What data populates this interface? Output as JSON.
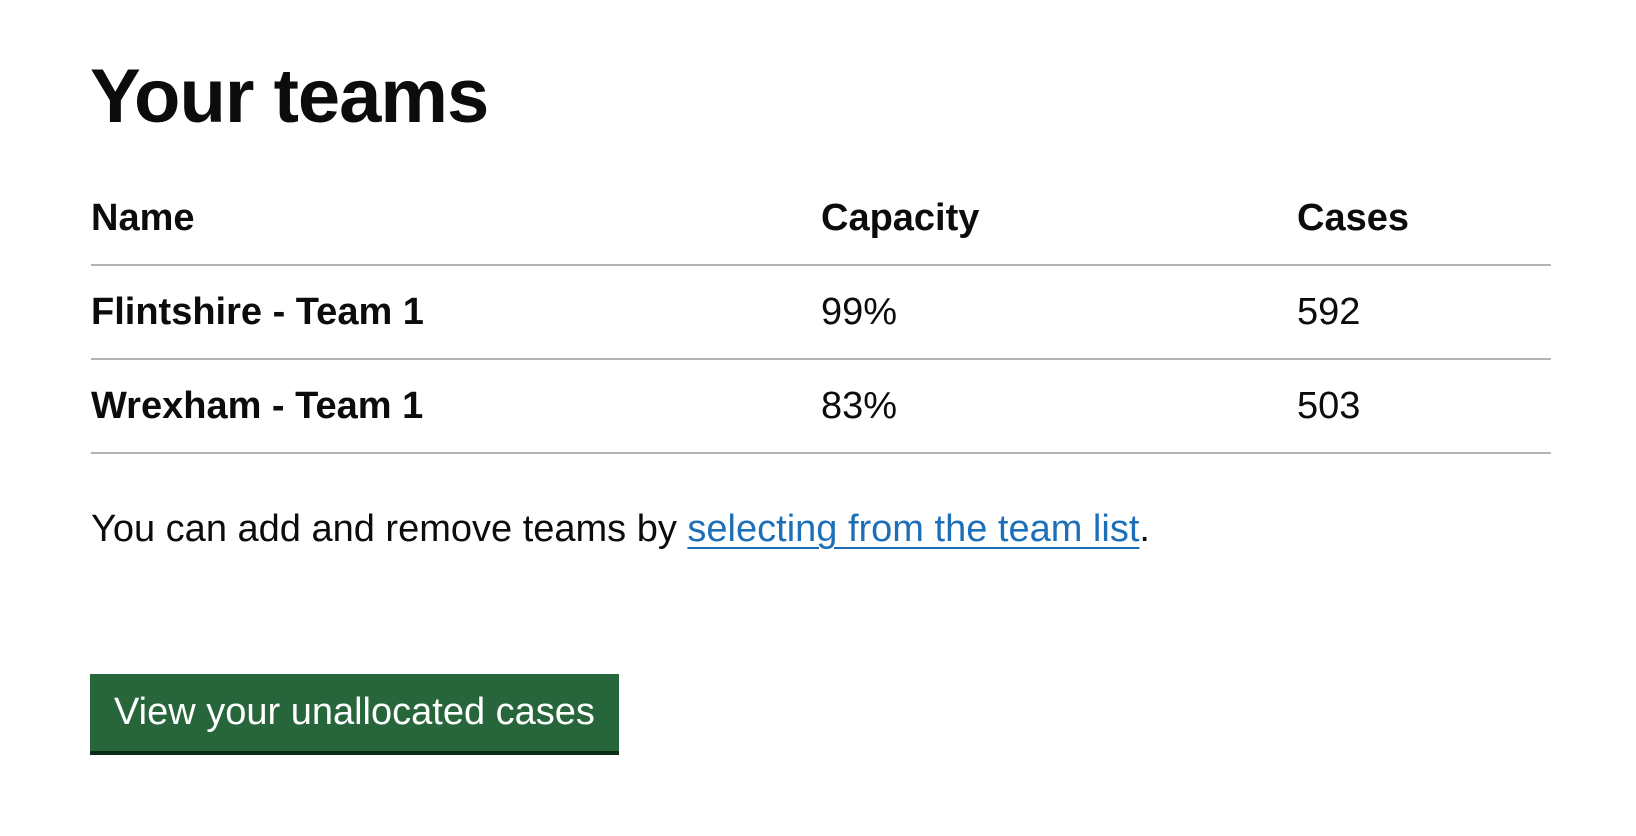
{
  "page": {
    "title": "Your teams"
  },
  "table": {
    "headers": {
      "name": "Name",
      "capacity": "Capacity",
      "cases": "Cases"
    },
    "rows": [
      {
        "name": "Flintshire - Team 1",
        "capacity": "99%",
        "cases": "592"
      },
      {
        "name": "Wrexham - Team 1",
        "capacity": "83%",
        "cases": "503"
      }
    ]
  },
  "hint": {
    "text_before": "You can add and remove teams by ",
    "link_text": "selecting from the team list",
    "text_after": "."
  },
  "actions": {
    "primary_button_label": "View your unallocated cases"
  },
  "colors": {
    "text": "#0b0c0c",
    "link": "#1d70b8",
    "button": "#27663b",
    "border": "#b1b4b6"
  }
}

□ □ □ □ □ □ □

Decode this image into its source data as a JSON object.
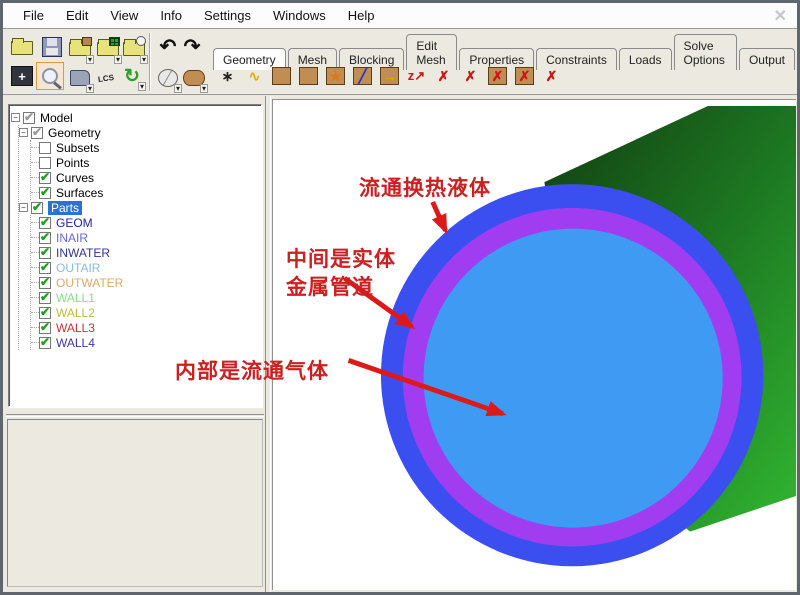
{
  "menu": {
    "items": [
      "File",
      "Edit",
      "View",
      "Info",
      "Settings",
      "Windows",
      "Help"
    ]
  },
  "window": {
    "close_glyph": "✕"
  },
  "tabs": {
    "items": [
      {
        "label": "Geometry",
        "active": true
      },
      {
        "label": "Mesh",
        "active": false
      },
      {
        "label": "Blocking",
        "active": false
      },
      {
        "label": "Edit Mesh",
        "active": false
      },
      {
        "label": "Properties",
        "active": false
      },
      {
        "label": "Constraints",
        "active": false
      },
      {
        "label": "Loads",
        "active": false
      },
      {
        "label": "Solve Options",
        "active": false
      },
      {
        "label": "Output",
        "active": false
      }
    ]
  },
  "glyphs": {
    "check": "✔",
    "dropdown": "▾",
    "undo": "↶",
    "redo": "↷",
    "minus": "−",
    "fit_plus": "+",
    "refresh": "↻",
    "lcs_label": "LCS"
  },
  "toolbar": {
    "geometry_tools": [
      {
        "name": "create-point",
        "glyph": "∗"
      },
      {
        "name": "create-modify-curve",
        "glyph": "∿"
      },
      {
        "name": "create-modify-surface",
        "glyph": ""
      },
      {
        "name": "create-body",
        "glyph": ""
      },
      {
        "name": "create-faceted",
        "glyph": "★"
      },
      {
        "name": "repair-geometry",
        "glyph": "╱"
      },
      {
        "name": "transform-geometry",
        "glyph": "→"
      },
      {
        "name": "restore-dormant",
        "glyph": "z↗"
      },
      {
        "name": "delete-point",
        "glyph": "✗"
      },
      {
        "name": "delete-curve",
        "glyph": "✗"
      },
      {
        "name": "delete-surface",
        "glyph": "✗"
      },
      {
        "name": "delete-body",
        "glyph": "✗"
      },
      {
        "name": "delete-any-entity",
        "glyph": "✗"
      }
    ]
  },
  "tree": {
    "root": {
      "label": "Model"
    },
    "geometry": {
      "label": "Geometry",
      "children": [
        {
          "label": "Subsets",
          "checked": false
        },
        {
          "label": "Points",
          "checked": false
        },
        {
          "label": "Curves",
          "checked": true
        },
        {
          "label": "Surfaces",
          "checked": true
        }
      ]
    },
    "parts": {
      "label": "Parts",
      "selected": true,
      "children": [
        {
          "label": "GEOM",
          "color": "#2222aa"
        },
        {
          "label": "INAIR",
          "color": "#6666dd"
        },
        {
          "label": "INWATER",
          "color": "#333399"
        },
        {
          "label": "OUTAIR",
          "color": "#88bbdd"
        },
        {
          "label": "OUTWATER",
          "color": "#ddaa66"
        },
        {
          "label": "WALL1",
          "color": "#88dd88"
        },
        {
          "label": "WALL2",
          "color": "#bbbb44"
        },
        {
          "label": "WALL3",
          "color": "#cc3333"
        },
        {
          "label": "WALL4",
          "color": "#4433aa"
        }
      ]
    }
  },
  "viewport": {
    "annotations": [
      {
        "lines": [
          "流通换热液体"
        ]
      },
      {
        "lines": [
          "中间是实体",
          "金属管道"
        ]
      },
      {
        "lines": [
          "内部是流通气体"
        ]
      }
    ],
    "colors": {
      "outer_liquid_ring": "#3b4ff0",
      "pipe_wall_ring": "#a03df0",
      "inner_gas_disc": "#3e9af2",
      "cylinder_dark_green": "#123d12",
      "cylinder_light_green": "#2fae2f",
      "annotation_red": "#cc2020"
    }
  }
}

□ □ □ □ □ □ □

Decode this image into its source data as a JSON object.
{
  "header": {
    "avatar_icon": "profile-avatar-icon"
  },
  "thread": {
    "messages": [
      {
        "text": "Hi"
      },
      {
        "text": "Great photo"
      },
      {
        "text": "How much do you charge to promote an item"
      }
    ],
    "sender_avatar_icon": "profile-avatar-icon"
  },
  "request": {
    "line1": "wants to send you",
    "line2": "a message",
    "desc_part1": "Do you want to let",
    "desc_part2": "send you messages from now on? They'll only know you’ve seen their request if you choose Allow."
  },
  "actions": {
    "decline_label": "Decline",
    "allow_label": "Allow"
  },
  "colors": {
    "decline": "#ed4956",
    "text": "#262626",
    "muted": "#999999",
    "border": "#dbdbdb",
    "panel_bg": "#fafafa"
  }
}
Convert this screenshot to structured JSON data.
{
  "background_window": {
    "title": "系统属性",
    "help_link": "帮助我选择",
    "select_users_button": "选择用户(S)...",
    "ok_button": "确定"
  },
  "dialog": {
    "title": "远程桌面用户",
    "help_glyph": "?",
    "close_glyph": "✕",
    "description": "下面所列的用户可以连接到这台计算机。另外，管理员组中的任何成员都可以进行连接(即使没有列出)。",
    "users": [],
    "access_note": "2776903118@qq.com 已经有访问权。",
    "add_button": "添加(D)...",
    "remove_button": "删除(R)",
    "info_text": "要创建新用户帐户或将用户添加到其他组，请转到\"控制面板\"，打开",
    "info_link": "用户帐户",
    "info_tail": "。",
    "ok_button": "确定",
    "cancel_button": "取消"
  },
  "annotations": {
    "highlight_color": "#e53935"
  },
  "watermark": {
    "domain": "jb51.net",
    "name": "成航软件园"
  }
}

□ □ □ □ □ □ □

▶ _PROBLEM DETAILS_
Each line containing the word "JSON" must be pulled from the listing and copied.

▶ _RESPONSE TO THE TASK_
What data populates this interface? Output as JSON.
Decode this image into its source data as a JSON object.
Decode this image into its source data as a JSON object.
Convert this screenshot to structured JSON data.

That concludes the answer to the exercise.